[Items from an interface collection]
☆ ☆ ☆

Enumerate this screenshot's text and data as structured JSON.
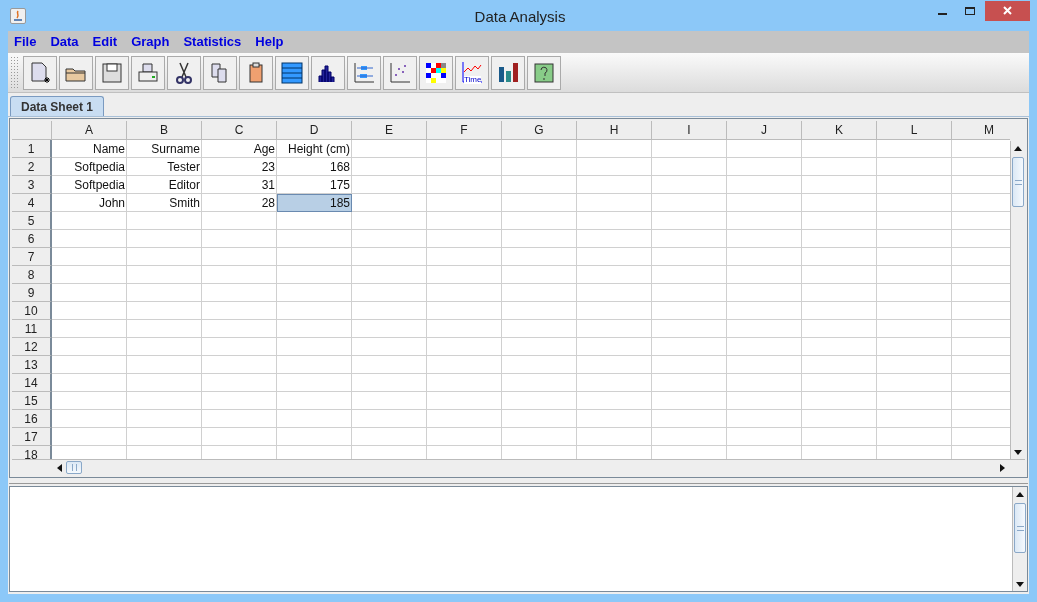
{
  "window": {
    "title": "Data Analysis"
  },
  "menu": [
    "File",
    "Data",
    "Edit",
    "Graph",
    "Statistics",
    "Help"
  ],
  "toolbar": [
    {
      "kind": "new"
    },
    {
      "kind": "open"
    },
    {
      "kind": "save"
    },
    {
      "kind": "print"
    },
    {
      "kind": "cut"
    },
    {
      "kind": "copy"
    },
    {
      "kind": "paste"
    },
    {
      "kind": "sheet"
    },
    {
      "kind": "histogram"
    },
    {
      "kind": "boxplot"
    },
    {
      "kind": "scatter"
    },
    {
      "kind": "matrix"
    },
    {
      "kind": "timeseries",
      "label": "Time"
    },
    {
      "kind": "bars"
    },
    {
      "kind": "help"
    }
  ],
  "tabs": [
    {
      "label": "Data Sheet 1",
      "selected": true
    }
  ],
  "table": {
    "columns": [
      "A",
      "B",
      "C",
      "D",
      "E",
      "F",
      "G",
      "H",
      "I",
      "J",
      "K",
      "L",
      "M"
    ],
    "rows": [
      {
        "header": "1",
        "cells": [
          {
            "text": "Name",
            "selected": false
          },
          {
            "text": "Surname",
            "selected": false
          },
          {
            "text": "Age",
            "selected": false
          },
          {
            "text": "Height (cm)",
            "selected": false
          }
        ]
      },
      {
        "header": "2",
        "cells": [
          {
            "text": "Softpedia",
            "selected": false
          },
          {
            "text": "Tester",
            "selected": false
          },
          {
            "text": "23",
            "selected": false
          },
          {
            "text": "168",
            "selected": false
          }
        ]
      },
      {
        "header": "3",
        "cells": [
          {
            "text": "Softpedia",
            "selected": false
          },
          {
            "text": "Editor",
            "selected": false
          },
          {
            "text": "31",
            "selected": false
          },
          {
            "text": "175",
            "selected": false
          }
        ]
      },
      {
        "header": "4",
        "cells": [
          {
            "text": "John",
            "selected": false
          },
          {
            "text": "Smith",
            "selected": false
          },
          {
            "text": "28",
            "selected": false
          },
          {
            "text": "185",
            "selected": true
          }
        ]
      },
      {
        "header": "5"
      },
      {
        "header": "6"
      },
      {
        "header": "7"
      },
      {
        "header": "8"
      },
      {
        "header": "9"
      },
      {
        "header": "10"
      },
      {
        "header": "11"
      },
      {
        "header": "12"
      },
      {
        "header": "13"
      },
      {
        "header": "14"
      },
      {
        "header": "15"
      },
      {
        "header": "16"
      },
      {
        "header": "17"
      },
      {
        "header": "18"
      }
    ]
  }
}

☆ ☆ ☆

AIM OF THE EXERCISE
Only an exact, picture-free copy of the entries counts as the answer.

TASK RESULT
Enumerate this screenshot's text and data as structured JSON.
{
  "window": {
    "title": "Data Analysis"
  },
  "menu": [
    "File",
    "Data",
    "Edit",
    "Graph",
    "Statistics",
    "Help"
  ],
  "toolbar": [
    {
      "kind": "new"
    },
    {
      "kind": "open"
    },
    {
      "kind": "save"
    },
    {
      "kind": "print"
    },
    {
      "kind": "cut"
    },
    {
      "kind": "copy"
    },
    {
      "kind": "paste"
    },
    {
      "kind": "sheet"
    },
    {
      "kind": "histogram"
    },
    {
      "kind": "boxplot"
    },
    {
      "kind": "scatter"
    },
    {
      "kind": "matrix"
    },
    {
      "kind": "timeseries",
      "label": "Time"
    },
    {
      "kind": "bars"
    },
    {
      "kind": "help"
    }
  ],
  "tabs": [
    {
      "label": "Data Sheet 1",
      "selected": true
    }
  ],
  "table": {
    "columns": [
      "A",
      "B",
      "C",
      "D",
      "E",
      "F",
      "G",
      "H",
      "I",
      "J",
      "K",
      "L",
      "M"
    ],
    "rows": [
      {
        "header": "1",
        "cells": [
          {
            "text": "Name",
            "selected": false
          },
          {
            "text": "Surname",
            "selected": false
          },
          {
            "text": "Age",
            "selected": false
          },
          {
            "text": "Height (cm)",
            "selected": false
          }
        ]
      },
      {
        "header": "2",
        "cells": [
          {
            "text": "Softpedia",
            "selected": false
          },
          {
            "text": "Tester",
            "selected": false
          },
          {
            "text": "23",
            "selected": false
          },
          {
            "text": "168",
            "selected": false
          }
        ]
      },
      {
        "header": "3",
        "cells": [
          {
            "text": "Softpedia",
            "selected": false
          },
          {
            "text": "Editor",
            "selected": false
          },
          {
            "text": "31",
            "selected": false
          },
          {
            "text": "175",
            "selected": false
          }
        ]
      },
      {
        "header": "4",
        "cells": [
          {
            "text": "John",
            "selected": false
          },
          {
            "text": "Smith",
            "selected": false
          },
          {
            "text": "28",
            "selected": false
          },
          {
            "text": "185",
            "selected": true
          }
        ]
      },
      {
        "header": "5"
      },
      {
        "header": "6"
      },
      {
        "header": "7"
      },
      {
        "header": "8"
      },
      {
        "header": "9"
      },
      {
        "header": "10"
      },
      {
        "header": "11"
      },
      {
        "header": "12"
      },
      {
        "header": "13"
      },
      {
        "header": "14"
      },
      {
        "header": "15"
      },
      {
        "header": "16"
      },
      {
        "header": "17"
      },
      {
        "header": "18"
      }
    ]
  }
}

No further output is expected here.